● EXERCISE REQUIREMENTS
Below are the records; copy each line in which "Navigator" can be found.

● INFORMATION
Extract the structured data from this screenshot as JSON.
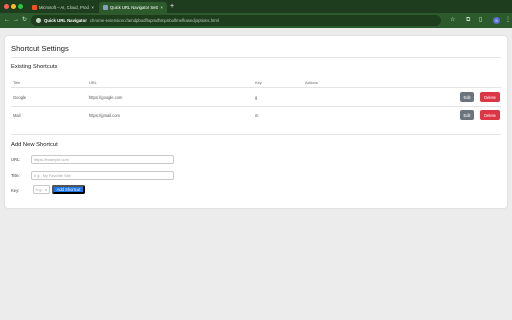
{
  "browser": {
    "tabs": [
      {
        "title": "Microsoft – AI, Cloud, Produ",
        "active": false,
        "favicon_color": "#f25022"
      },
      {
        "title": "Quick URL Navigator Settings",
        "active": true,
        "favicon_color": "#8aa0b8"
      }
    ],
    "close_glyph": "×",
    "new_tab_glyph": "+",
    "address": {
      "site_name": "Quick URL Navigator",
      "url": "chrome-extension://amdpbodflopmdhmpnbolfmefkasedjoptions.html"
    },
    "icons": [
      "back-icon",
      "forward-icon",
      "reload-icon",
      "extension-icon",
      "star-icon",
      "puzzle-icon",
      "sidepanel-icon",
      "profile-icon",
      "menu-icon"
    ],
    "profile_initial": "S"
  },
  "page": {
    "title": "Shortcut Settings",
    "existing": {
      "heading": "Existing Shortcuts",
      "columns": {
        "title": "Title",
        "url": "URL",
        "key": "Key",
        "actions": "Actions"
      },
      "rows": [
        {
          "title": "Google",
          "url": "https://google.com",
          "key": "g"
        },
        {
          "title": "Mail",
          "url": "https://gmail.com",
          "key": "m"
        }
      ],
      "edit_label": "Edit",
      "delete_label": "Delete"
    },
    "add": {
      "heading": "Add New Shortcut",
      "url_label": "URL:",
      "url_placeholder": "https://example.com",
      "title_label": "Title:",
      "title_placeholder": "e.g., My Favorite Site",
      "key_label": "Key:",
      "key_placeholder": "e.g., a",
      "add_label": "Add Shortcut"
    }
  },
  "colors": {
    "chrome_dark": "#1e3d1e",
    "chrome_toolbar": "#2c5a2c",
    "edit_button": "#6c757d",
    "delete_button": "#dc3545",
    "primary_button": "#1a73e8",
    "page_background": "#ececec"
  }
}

● RESULT FOR THIS EXERCISE
        "title": "Quick URL Navigator Settings",
      "site_name": "Quick URL Navigator",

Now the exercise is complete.